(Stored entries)
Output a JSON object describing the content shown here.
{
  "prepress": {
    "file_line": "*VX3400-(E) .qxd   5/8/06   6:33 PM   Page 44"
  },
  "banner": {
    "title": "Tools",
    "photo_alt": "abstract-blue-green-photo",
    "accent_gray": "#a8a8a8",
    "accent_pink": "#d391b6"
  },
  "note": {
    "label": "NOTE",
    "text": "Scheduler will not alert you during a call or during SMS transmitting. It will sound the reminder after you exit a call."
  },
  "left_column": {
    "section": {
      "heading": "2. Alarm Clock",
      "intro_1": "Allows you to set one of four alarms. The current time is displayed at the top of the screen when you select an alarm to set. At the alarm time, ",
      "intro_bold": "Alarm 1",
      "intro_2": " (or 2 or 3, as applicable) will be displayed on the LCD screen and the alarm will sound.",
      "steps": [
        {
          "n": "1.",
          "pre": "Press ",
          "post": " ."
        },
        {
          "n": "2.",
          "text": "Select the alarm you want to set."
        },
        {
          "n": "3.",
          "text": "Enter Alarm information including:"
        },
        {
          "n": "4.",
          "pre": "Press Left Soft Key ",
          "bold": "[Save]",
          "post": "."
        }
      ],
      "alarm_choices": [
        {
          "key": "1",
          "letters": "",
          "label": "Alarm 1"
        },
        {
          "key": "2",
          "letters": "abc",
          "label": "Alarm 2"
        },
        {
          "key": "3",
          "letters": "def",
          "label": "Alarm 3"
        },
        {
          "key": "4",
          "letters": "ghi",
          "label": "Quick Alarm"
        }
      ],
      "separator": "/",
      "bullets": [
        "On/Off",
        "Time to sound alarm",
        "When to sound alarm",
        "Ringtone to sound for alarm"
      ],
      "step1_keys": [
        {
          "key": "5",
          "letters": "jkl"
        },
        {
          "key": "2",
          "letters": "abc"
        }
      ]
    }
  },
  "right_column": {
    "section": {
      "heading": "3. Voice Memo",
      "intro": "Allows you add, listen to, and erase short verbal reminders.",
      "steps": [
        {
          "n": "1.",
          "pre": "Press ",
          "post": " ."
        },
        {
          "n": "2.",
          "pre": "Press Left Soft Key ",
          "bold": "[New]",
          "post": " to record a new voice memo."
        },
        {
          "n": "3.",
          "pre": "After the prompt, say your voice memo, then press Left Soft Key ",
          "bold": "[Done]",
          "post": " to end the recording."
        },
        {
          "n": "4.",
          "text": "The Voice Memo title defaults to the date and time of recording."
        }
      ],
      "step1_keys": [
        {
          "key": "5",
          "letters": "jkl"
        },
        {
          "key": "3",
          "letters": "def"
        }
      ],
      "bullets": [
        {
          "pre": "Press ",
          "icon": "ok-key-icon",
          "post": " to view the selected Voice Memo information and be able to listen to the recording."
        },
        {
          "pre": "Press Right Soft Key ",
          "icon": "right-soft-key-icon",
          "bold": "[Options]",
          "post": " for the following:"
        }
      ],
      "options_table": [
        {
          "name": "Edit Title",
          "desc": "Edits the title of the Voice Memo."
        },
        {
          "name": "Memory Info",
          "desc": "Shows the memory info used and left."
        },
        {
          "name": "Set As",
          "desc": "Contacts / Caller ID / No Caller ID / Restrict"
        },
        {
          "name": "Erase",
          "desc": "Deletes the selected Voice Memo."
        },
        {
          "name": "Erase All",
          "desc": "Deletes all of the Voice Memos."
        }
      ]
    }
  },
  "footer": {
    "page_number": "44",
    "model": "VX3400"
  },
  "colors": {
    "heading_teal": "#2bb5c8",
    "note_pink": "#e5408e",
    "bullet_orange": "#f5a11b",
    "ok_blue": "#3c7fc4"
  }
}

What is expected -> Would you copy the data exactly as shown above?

Answer for this exercise ->
Output a JSON object describing the content shown here.
{
  "prepress": {
    "file_line": "*VX3400-(E) .qxd   5/8/06   6:33 PM   Page 44"
  },
  "banner": {
    "title": "Tools",
    "photo_alt": "abstract-blue-green-photo",
    "accent_gray": "#a8a8a8",
    "accent_pink": "#d391b6"
  },
  "note": {
    "label": "NOTE",
    "text": "Scheduler will not alert you during a call or during SMS transmitting. It will sound the reminder after you exit a call."
  },
  "left_column": {
    "section": {
      "heading": "2. Alarm Clock",
      "intro_1": "Allows you to set one of four alarms. The current time is displayed at the top of the screen when you select an alarm to set. At the alarm time, ",
      "intro_bold": "Alarm 1",
      "intro_2": " (or 2 or 3, as applicable) will be displayed on the LCD screen and the alarm will sound.",
      "steps": [
        {
          "n": "1.",
          "pre": "Press ",
          "post": " ."
        },
        {
          "n": "2.",
          "text": "Select the alarm you want to set."
        },
        {
          "n": "3.",
          "text": "Enter Alarm information including:"
        },
        {
          "n": "4.",
          "pre": "Press Left Soft Key ",
          "bold": "[Save]",
          "post": "."
        }
      ],
      "alarm_choices": [
        {
          "key": "1",
          "letters": "",
          "label": "Alarm 1"
        },
        {
          "key": "2",
          "letters": "abc",
          "label": "Alarm 2"
        },
        {
          "key": "3",
          "letters": "def",
          "label": "Alarm 3"
        },
        {
          "key": "4",
          "letters": "ghi",
          "label": "Quick Alarm"
        }
      ],
      "separator": "/",
      "bullets": [
        "On/Off",
        "Time to sound alarm",
        "When to sound alarm",
        "Ringtone to sound for alarm"
      ],
      "step1_keys": [
        {
          "key": "5",
          "letters": "jkl"
        },
        {
          "key": "2",
          "letters": "abc"
        }
      ]
    }
  },
  "right_column": {
    "section": {
      "heading": "3. Voice Memo",
      "intro": "Allows you add, listen to, and erase short verbal reminders.",
      "steps": [
        {
          "n": "1.",
          "pre": "Press ",
          "post": " ."
        },
        {
          "n": "2.",
          "pre": "Press Left Soft Key ",
          "bold": "[New]",
          "post": " to record a new voice memo."
        },
        {
          "n": "3.",
          "pre": "After the prompt, say your voice memo, then press Left Soft Key ",
          "bold": "[Done]",
          "post": " to end the recording."
        },
        {
          "n": "4.",
          "text": "The Voice Memo title defaults to the date and time of recording."
        }
      ],
      "step1_keys": [
        {
          "key": "5",
          "letters": "jkl"
        },
        {
          "key": "3",
          "letters": "def"
        }
      ],
      "bullets": [
        {
          "pre": "Press ",
          "icon": "ok-key-icon",
          "post": " to view the selected Voice Memo information and be able to listen to the recording."
        },
        {
          "pre": "Press Right Soft Key ",
          "icon": "right-soft-key-icon",
          "bold": "[Options]",
          "post": " for the following:"
        }
      ],
      "options_table": [
        {
          "name": "Edit Title",
          "desc": "Edits the title of the Voice Memo."
        },
        {
          "name": "Memory Info",
          "desc": "Shows the memory info used and left."
        },
        {
          "name": "Set As",
          "desc": "Contacts / Caller ID / No Caller ID / Restrict"
        },
        {
          "name": "Erase",
          "desc": "Deletes the selected Voice Memo."
        },
        {
          "name": "Erase All",
          "desc": "Deletes all of the Voice Memos."
        }
      ]
    }
  },
  "footer": {
    "page_number": "44",
    "model": "VX3400"
  },
  "colors": {
    "heading_teal": "#2bb5c8",
    "note_pink": "#e5408e",
    "bullet_orange": "#f5a11b",
    "ok_blue": "#3c7fc4"
  }
}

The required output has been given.